USB flash drives are the greatest threat to information security ever, but Kingston has a partial solution.
Though a network’s engineers may be extraordinarily diligent in keeping hackers out, time and time again there have been cases of enterprise and military networks being penetrated by not a sophisticated attack using zero-day exploits but rather by something as simple as a USB drive.
USB flash drives have become the bane of network security personnel the world over. Sometimes employees insert their personal drives into a work computer on a secure network, potentially allowing trojans onto the network to collect sensitive data and transmit it back to home base once the employee plugs the drive back into their home computer. In some cases, USB drives containing confidential company materials are lost creating the risk of anything from identity theft to corporate espionage.
Kingston has come up with a solution: a USB drive that automatically encrypts the contents. Kingston’s DataTraveler Vault Privacy 3.0 (DTVP 3.0) thumbdrive offers hardware encryption, a built in anti-virus engine, and the ability for administrators to set policies such as read only mode that would prevent malware from being inserted on the device.
Using encrypted USB drives is a step in the right direction, but not a cure all. A cunning attacker could simply make a replica of one of these drives and leave it somewhere where an employee of the target organization may find it, with the person plugging it into a computer on the network because to them it looks like a company issue secure USB drive. Aside from an outright ban of USB thumb drives in an enterprise environment, using encrypted drives is the best thing that can be done.

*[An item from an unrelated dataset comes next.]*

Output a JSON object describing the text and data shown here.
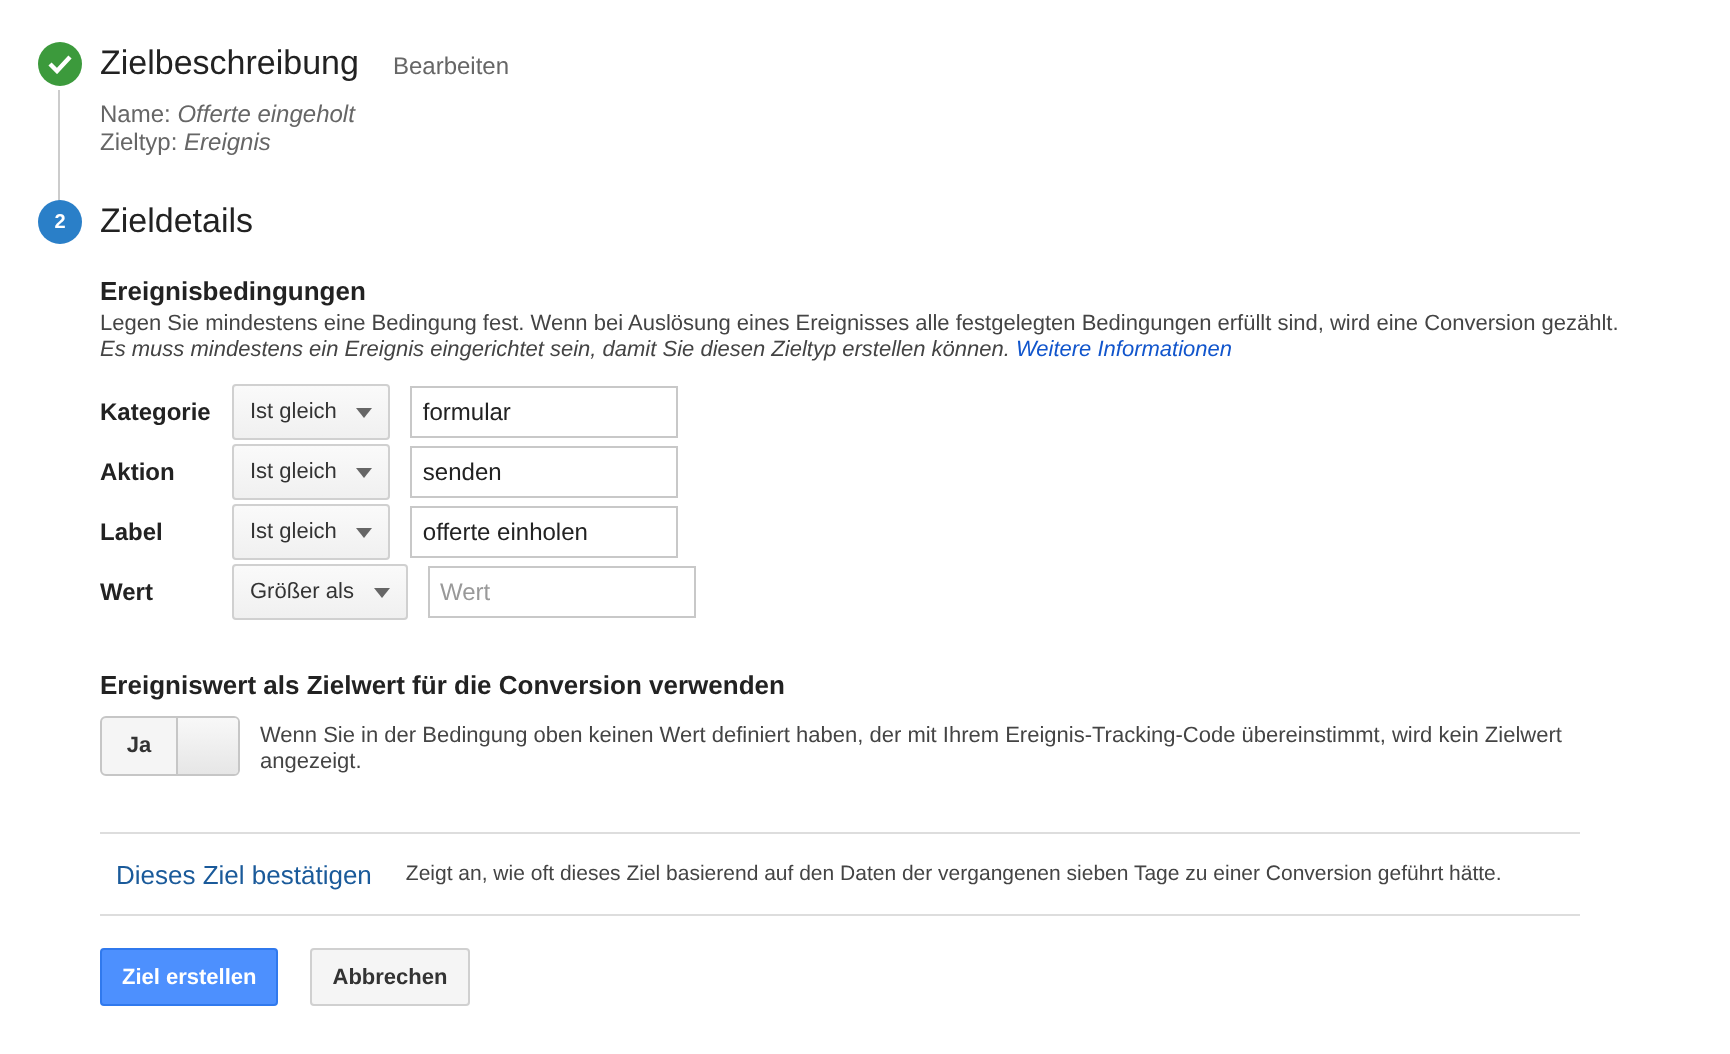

The DTVP 3.0 is available in 4GB, 8GB, 16GB, 32GB, and 64GB versions. Prices range from $40 to $355.